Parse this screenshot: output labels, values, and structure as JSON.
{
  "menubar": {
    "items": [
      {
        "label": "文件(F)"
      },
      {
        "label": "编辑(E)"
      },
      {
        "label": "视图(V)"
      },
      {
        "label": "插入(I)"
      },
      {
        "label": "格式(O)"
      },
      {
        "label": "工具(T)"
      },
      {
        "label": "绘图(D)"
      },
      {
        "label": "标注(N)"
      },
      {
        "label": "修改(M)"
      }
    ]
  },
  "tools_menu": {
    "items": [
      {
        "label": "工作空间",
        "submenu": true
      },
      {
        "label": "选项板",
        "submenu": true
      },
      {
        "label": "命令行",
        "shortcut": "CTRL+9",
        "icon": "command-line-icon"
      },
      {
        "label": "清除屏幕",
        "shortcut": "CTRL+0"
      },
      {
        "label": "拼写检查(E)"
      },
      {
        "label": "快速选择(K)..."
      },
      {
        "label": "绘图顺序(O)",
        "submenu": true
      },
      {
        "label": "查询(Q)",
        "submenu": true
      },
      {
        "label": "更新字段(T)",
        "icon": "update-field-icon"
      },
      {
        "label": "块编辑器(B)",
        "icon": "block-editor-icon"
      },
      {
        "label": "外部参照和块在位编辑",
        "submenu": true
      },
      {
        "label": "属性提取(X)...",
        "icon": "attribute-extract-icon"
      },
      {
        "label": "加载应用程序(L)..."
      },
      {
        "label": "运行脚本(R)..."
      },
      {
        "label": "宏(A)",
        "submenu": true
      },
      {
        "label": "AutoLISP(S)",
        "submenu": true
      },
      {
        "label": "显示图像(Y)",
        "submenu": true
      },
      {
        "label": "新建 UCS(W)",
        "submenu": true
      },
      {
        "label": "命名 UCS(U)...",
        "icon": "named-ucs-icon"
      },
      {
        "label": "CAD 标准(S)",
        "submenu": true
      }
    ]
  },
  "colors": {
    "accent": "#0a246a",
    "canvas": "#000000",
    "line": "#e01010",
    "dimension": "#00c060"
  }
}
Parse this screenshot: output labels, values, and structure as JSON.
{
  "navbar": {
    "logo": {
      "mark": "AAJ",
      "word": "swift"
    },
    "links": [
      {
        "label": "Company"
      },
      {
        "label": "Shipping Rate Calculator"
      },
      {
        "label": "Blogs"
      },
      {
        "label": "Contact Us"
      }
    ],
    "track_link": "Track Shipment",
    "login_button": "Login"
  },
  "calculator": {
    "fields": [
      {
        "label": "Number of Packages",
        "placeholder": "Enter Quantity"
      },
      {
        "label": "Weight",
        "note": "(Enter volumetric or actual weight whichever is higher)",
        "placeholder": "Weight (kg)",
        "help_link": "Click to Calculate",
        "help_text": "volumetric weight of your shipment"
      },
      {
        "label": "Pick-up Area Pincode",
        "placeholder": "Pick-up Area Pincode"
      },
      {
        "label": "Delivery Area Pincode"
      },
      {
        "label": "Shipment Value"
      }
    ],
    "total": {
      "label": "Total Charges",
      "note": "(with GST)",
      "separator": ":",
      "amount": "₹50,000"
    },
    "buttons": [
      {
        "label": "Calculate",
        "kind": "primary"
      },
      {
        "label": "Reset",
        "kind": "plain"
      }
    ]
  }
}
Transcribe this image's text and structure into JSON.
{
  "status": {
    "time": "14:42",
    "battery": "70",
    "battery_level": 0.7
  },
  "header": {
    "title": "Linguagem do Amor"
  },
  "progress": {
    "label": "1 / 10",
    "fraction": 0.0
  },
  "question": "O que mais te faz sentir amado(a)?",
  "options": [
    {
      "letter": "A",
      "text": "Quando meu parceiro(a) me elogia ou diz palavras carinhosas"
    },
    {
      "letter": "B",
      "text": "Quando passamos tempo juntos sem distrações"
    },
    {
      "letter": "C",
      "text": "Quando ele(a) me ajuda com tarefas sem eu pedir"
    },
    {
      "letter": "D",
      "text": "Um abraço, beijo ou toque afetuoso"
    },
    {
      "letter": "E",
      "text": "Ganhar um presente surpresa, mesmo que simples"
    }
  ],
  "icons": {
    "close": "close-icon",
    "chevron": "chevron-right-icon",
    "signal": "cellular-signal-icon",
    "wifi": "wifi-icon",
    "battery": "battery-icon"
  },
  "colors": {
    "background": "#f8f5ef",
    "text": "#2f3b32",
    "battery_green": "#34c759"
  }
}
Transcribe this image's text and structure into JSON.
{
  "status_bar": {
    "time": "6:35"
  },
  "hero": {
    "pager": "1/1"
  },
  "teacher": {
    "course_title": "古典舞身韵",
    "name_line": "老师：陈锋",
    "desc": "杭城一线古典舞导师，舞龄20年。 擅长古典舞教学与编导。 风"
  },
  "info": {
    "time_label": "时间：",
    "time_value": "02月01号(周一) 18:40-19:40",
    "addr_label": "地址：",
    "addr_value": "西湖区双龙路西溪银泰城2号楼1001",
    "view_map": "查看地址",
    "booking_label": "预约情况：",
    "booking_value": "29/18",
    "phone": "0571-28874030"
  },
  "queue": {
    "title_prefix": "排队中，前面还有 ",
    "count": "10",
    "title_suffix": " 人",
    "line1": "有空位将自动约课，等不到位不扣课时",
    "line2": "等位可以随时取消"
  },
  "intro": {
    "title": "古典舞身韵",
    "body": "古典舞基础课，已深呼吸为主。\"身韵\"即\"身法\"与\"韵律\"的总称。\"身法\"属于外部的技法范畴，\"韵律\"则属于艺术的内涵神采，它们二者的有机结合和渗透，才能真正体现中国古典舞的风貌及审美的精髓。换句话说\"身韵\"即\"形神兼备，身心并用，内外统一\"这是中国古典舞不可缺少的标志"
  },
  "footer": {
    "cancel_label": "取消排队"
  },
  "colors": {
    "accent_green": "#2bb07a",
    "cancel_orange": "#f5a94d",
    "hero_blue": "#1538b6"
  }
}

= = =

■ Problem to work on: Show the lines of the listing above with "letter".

■ Reply:
      "letter": "A",
      "letter": "B",
      "letter": "C",
      "letter": "D",
      "letter": "E",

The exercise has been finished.